Task instructions -
Extract all lines in the data that contain the word "false".

++++++++++++++++++++

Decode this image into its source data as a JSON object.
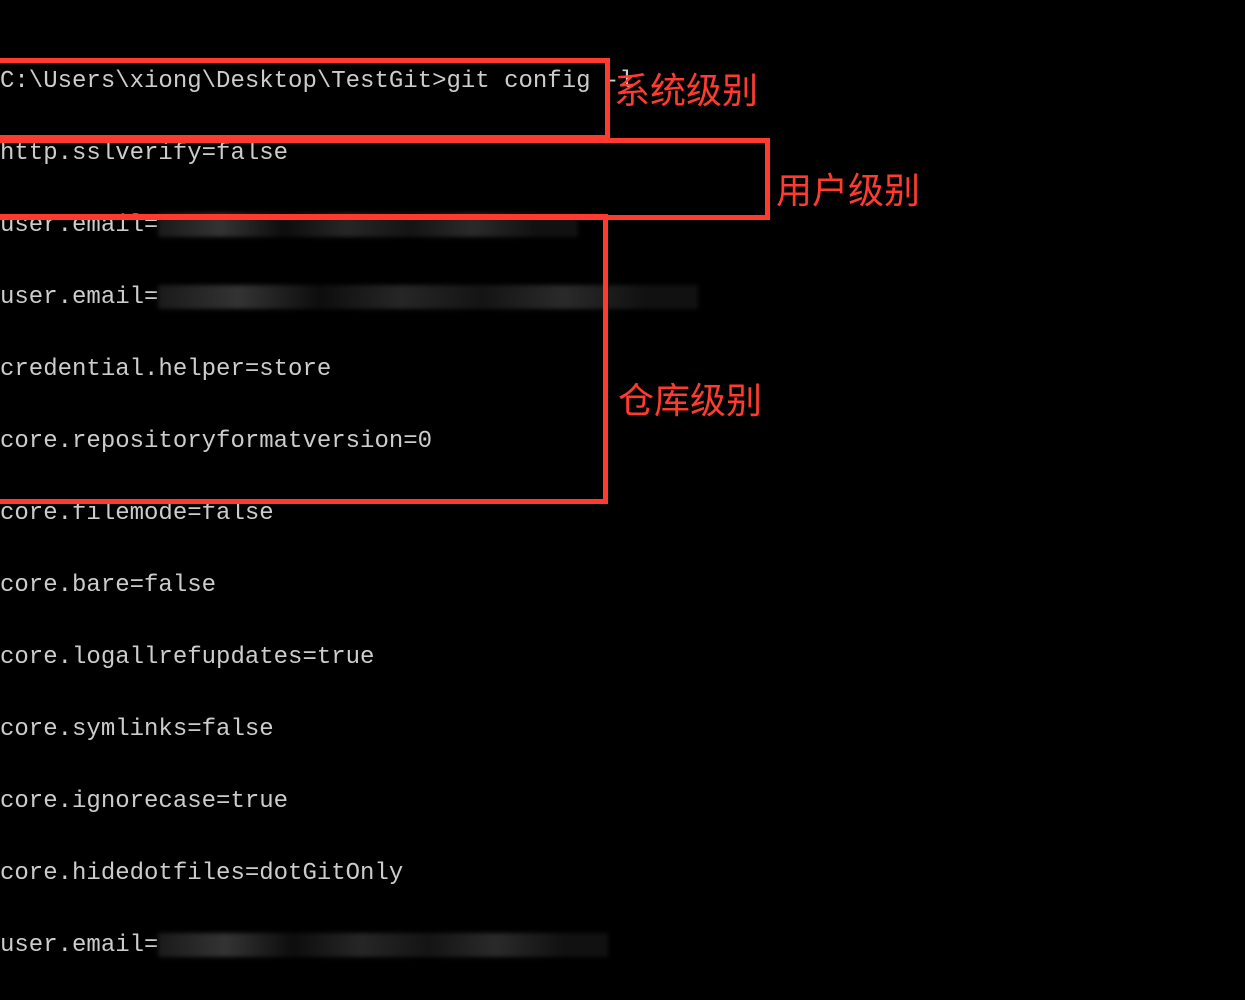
{
  "terminal": {
    "prompt": "C:\\Users\\xiong\\Desktop\\TestGit>",
    "command": "git config -l",
    "lines": {
      "l1": "http.sslverify=false",
      "l2_prefix": "user.email=",
      "l3_prefix": "user.email=",
      "l4": "credential.helper=store",
      "l5": "core.repositoryformatversion=0",
      "l6": "core.filemode=false",
      "l7": "core.bare=false",
      "l8": "core.logallrefupdates=true",
      "l9": "core.symlinks=false",
      "l10": "core.ignorecase=true",
      "l11": "core.hidedotfiles=dotGitOnly",
      "l12_prefix": "user.email="
    }
  },
  "annotations": {
    "system_level": "系统级别",
    "user_level": "用户级别",
    "repo_level": "仓库级别"
  }
}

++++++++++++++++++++

Answer box -
      "l1": "http.sslverify=false",
      "l6": "core.filemode=false",
      "l7": "core.bare=false",
      "l9": "core.symlinks=false",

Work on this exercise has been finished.